Inhibitors and inducers of CYP2C8
These drugs can increase or decrease the concentration of rosiglitazone. E.g. Gemfibrozil, Rifampin
Nifedipine is a calcium-channel blocker that has been shown to increase the absorption of metformin. Caution should be exercised when taking both medications.
Notify your doctor of all medications you are prescribed. Do not take Avandamet in addition to insulin.
- These drugs lower blood glucose by reducing glucose uptake in the small intestine and slowing the breakdown of carbohydrates
- Precose (acarbose)
- Glyset (miglitol)
- Metformin (one of the drugs in Avandamet) is a biguanide. These drugs reduce the amount of glucose produced by the liver and slow the breakdown of carbohydrates. These should not be taken in combination with Avandamet.
- Glucophage, Glumetza, Fortamet (metformin)
- These drugs decrease the amount of glucose excreted by the liver
- Cyclocet (bromocriptine)
- These drugs work with the pancreas to secrete more insulin and decrease the amount of glucose released by the liver
- Januvia (sitagliptin)
- Onglyza (saxagliptin)
- These drugs work with the pancreas to secrete more insulin
- Prandin (repaglinide)
- Starlix (nateglinide)
- These drugs work with the kidneys to remove extra glucose
- Invokana (canagliflozin)
- Jardiance (empagliflozin)
- These drugs work with the pancreas to secrete more insulin
- Glucotrol (glipizide)
- Amaryl (glimepiride)

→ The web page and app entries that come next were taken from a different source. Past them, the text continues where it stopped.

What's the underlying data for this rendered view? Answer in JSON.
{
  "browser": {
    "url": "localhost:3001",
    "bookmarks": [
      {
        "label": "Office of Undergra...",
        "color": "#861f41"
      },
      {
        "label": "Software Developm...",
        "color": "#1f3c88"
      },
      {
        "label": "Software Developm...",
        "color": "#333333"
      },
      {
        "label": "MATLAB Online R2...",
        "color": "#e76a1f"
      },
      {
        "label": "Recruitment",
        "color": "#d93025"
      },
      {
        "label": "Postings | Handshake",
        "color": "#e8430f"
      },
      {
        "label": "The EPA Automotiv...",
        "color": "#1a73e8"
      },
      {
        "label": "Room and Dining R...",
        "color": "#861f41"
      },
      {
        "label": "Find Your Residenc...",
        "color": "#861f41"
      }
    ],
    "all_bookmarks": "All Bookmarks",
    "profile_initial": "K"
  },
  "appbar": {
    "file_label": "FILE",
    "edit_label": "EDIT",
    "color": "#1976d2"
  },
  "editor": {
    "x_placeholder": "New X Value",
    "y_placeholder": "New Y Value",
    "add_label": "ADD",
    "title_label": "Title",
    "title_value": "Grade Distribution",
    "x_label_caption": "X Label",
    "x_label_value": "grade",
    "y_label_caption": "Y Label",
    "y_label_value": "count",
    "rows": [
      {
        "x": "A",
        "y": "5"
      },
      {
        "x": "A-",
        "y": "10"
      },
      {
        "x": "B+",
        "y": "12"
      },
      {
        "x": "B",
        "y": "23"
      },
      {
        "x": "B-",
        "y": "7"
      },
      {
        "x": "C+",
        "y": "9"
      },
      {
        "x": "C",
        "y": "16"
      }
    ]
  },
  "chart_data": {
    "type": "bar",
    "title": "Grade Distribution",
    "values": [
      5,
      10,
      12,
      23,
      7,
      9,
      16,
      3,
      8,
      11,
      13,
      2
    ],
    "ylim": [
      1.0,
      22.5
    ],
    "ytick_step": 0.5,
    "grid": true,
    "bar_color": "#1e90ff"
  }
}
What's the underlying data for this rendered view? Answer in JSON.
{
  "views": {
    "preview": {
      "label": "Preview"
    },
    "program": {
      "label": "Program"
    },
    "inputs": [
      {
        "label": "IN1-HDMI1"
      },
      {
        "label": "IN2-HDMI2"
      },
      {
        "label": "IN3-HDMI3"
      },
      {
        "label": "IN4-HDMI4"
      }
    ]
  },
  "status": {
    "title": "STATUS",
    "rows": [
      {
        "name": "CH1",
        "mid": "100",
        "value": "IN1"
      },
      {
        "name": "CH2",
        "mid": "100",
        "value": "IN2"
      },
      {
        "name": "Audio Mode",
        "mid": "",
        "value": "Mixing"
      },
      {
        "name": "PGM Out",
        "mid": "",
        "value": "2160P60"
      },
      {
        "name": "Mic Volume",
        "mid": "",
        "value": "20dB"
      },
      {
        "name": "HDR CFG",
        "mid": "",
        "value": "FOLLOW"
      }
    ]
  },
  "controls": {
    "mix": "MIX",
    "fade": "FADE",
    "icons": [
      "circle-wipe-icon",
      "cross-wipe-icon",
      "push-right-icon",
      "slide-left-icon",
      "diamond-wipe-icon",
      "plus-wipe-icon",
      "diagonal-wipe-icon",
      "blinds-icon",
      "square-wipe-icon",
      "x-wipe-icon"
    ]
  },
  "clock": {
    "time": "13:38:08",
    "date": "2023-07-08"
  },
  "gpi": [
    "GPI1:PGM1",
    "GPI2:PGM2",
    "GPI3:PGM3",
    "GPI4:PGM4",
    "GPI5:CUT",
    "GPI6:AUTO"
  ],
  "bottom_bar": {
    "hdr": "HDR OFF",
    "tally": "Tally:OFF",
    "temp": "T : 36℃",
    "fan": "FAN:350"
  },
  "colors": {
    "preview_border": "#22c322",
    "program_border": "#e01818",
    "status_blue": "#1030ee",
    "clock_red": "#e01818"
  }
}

- Rosiglitazone (one of the medications in Avandamet) is a thiazolidinedione. These medications allow more glucose to enter fat, muscles, and the liver. These should not be taken in combination with Avandamet.
- Actos (pioglitazone)
- Avandia (rosiglitazone)